Veterinarians now know that restricting phosphorus is essential to managing their patients’ CKD — possibly even more important than protein in terms of nutrition.
Kidney-friendly diets contain regulated amounts of phosphorus to help manage blood levels. Because many meat-based proteins have a high phosphorus content, reducing the food’s protein level also helps reduce the food’s total phosphorus content.
Reduced, yet adequate, protein level
Kidney-friendly dog foods contain less protein compared to adult maintenance dog foods. However, the protein used in kidney diets is typically high-quality protein that results in less waste when digested, and that means less work for the kidneys.
Protein is still needed by the dog’s body to repair cells and tissues. Kidney-friendly dog food provides enough protein to meet the body’s needs for maintaining muscle, immunity and wound healing, yet helps reduce the workload of the kidneys.
Regulated sodium level
Sodium is a mineral found in blood and in fluid that surrounds cells which helps prevent cells from either swelling or becoming dehydrated. Sodium also plays an important role in proper nerve and muscle activity. Although normal dogs may not be salt-sensitive, dogs with kidney disease may be affected by a food’s sodium content. Reducing the amount of sodium consumed in the diet helps reduce the chances of increased blood pressure and progression of CKD. However, too little sodium may also be harmful to dogs with kidney disease.
Increased levels of omega-3 fatty acids
The omega-3 fatty acids EPA (eicosapentaenoic acid) and DHA (docosahexaenoic acid) are essential fatty acids, meaning they aren’t made in the body and need to be obtained from the diet. In particular, EPA and DHA help reduce inflammation and have been shown to lower pressure in a key kidney structure (the glomerulus) and improve removal of a key waste product (creatinine), consequently improving kidney function.
Antioxidants, such as vitamins C and E, help neutralize free radicals that otherwise may cause cell damage. Kidney-friendly diets that have both omega-3 fatty acids and increased levels of antioxidants are better at slowing the progression of CKD than either omega-3 fatty acids or antioxidants alone.
Other characteristics of kidney diets
Some kidney-friendly dog foods have other beneficial features such as added soluble fiber, increased calories and buffering agents such as potassium citrate.
Soluble fiber helps promote the growth of bacteria in the colon. These bacteria use urea, a waste product of protein digestion, to make new proteins. The end result is that urea is then removed from the body through stool, rather than through the kidneys or accumulating in the blood.
Increased calories address a common problem in dogs with CKD: nausea and decreased appetite, especially as the condition progresses. To help dogs consume enough calories, kidney diets are formulated to be higher in calories, or “calorie dense,” and contain moderate to high levels of fat. The fat and carbohydrates in kidney-friendly dog foods are used for energy, leaving protein to be used to maintain body tissues and support the immune system. Increased fat also helps make the food taste good despite decreased protein levels.

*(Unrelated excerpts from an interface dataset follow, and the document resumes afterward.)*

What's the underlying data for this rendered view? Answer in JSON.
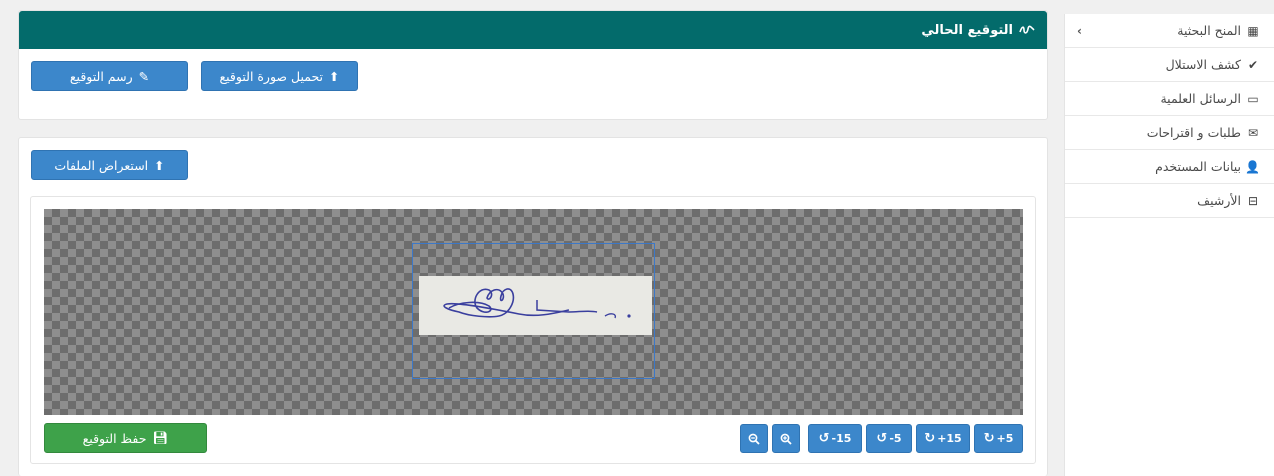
{
  "sidebar": {
    "items": [
      {
        "label": "المنح البحثية",
        "icon": "grid-icon",
        "glyph": "▦"
      },
      {
        "label": "كشف الاستلال",
        "icon": "check-double-icon",
        "glyph": "✔"
      },
      {
        "label": "الرسائل العلمية",
        "icon": "book-icon",
        "glyph": "▭"
      },
      {
        "label": "طلبات و اقتراحات",
        "icon": "envelope-icon",
        "glyph": "✉"
      },
      {
        "label": "بيانات المستخدم",
        "icon": "user-cog-icon",
        "glyph": "👤"
      },
      {
        "label": "الأرشيف",
        "icon": "archive-icon",
        "glyph": "⊟"
      }
    ],
    "collapse_glyph": "‹"
  },
  "signature_panel": {
    "title": "التوقيع الحالي",
    "title_icon": "signature-icon",
    "upload_label": "تحميل صورة التوقيع",
    "draw_label": "رسم التوقيع"
  },
  "cropper_panel": {
    "browse_label": "استعراض الملفات",
    "save_label": "حفظ التوقيع",
    "toolbar": [
      {
        "name": "zoom-out-button",
        "icon": "zoom-out-icon",
        "glyph": "🔍︎",
        "text": ""
      },
      {
        "name": "zoom-in-button",
        "icon": "zoom-in-icon",
        "glyph": "🔍︎",
        "text": ""
      },
      {
        "name": "rotate-left-15-button",
        "icon": "rotate-left-icon",
        "glyph": "↺",
        "text": "-15"
      },
      {
        "name": "rotate-left-5-button",
        "icon": "rotate-left-icon",
        "glyph": "↺",
        "text": "-5"
      },
      {
        "name": "rotate-right-15-button",
        "icon": "rotate-right-icon",
        "glyph": "↻",
        "text": "+15"
      },
      {
        "name": "rotate-right-5-button",
        "icon": "rotate-right-icon",
        "glyph": "↻",
        "text": "+5"
      }
    ]
  },
  "colors": {
    "header": "#036b6b",
    "primary": "#3c87cb",
    "success": "#3ea24a"
  }
}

Buffering agents help maintain appropriate blood pH. Pets with kidney disease often have increased blood acidity as a result of the waste products building up in their blood. Kidney diets tend to be formulated to help counteract this issue.
A specially formulated, kidney-friendly food can have a significant impact on your dog’s health. If you have any questions or concerns, be sure to discuss them with your veterinarian.